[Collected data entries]
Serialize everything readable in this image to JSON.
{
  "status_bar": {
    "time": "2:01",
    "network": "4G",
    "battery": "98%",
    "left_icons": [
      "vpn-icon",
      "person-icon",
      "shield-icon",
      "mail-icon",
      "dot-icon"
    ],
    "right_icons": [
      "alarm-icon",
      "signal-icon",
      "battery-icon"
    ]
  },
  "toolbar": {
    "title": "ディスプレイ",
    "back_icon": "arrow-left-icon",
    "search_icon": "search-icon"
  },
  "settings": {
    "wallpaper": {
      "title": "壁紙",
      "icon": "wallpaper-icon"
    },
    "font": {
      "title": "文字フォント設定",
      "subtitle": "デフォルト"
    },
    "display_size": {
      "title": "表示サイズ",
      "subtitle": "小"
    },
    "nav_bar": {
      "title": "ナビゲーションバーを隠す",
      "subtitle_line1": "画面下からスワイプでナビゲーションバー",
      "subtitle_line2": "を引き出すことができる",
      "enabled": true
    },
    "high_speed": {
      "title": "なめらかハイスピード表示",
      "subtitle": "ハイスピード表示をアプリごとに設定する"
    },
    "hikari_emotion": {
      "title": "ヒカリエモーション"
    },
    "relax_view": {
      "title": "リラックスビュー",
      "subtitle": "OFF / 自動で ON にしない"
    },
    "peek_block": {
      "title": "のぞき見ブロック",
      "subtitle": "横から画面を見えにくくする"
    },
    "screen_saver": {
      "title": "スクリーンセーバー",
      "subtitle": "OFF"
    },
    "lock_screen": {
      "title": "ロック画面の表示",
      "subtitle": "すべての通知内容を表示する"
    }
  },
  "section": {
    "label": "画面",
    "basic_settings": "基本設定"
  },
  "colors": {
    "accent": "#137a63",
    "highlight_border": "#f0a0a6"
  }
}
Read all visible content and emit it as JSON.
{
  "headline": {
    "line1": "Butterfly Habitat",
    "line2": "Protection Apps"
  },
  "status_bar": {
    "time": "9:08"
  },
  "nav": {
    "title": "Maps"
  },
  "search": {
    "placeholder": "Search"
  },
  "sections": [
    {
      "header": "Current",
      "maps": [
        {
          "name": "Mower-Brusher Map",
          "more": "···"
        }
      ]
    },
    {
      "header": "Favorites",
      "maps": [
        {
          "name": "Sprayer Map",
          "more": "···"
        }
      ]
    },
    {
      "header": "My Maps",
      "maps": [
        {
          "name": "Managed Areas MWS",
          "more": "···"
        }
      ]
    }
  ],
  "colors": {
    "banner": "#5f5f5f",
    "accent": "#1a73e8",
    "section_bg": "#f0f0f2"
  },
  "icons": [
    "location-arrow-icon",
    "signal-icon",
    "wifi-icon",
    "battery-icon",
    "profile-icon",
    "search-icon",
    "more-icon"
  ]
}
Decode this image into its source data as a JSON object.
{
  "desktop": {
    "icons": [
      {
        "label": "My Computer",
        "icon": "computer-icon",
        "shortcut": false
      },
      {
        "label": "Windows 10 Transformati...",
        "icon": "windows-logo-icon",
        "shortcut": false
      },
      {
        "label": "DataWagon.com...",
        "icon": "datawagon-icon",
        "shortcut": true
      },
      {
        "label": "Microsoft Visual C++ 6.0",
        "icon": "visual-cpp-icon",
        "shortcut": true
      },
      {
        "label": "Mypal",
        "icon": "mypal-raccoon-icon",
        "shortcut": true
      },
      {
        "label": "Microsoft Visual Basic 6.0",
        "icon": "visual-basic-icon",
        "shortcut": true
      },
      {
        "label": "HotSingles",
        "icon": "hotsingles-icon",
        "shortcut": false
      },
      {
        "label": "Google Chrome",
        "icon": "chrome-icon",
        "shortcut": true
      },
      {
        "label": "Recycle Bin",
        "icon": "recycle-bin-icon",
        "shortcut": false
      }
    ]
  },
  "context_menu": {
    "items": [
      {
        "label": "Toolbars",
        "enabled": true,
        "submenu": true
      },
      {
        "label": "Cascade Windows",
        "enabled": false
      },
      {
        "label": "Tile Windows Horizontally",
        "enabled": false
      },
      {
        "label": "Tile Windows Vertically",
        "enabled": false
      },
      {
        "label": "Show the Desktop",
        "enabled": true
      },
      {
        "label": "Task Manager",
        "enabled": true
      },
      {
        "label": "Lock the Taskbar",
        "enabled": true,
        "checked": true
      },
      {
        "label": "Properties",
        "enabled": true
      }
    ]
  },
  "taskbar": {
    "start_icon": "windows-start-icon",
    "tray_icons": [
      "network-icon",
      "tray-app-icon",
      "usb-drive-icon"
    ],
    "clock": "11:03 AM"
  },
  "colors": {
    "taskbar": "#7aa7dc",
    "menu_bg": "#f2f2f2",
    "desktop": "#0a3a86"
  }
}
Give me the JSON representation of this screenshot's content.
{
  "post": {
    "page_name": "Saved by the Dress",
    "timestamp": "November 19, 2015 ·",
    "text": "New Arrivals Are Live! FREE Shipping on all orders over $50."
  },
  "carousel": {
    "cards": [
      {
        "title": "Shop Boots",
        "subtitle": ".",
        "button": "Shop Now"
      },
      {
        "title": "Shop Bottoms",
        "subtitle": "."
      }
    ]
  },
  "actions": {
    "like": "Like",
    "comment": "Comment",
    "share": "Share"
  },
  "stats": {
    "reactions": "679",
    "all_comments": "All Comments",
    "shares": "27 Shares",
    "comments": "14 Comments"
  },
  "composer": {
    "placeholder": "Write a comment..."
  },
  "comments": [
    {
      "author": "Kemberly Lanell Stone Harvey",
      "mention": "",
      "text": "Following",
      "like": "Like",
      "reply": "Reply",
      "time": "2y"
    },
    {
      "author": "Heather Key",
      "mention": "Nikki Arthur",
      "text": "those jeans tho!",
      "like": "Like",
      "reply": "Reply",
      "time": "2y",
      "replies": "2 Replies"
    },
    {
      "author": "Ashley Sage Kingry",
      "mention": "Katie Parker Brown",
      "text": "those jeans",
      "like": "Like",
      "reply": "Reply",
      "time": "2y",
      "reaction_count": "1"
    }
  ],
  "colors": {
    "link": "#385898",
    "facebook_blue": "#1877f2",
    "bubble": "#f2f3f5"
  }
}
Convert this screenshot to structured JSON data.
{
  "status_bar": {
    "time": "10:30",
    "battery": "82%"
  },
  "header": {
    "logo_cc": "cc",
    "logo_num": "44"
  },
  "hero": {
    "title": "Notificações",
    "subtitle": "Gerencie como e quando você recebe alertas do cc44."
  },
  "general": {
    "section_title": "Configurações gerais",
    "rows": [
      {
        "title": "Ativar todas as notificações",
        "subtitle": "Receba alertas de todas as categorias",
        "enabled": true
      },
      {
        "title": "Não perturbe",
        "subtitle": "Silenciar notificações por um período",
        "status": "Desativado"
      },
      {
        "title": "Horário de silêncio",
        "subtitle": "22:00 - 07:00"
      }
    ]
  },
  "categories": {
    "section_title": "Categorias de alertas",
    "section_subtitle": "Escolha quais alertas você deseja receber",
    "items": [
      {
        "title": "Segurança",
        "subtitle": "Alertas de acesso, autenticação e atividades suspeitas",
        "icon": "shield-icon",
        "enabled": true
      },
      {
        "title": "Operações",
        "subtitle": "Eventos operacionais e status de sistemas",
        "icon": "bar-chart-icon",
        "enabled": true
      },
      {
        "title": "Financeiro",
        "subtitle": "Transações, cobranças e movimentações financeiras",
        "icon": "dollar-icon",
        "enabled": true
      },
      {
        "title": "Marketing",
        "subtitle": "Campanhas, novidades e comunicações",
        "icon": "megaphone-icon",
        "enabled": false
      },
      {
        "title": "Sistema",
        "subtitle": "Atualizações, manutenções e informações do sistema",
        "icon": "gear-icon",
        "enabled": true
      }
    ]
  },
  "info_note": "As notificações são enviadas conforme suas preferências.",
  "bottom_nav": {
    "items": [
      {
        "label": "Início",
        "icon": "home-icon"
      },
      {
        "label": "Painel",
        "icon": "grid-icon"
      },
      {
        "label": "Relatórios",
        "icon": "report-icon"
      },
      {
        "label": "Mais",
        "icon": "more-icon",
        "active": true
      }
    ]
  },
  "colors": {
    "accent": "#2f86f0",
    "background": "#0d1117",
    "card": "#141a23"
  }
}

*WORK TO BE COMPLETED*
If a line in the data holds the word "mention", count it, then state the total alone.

*SOLUTION FOR THIS EXERCISE*
3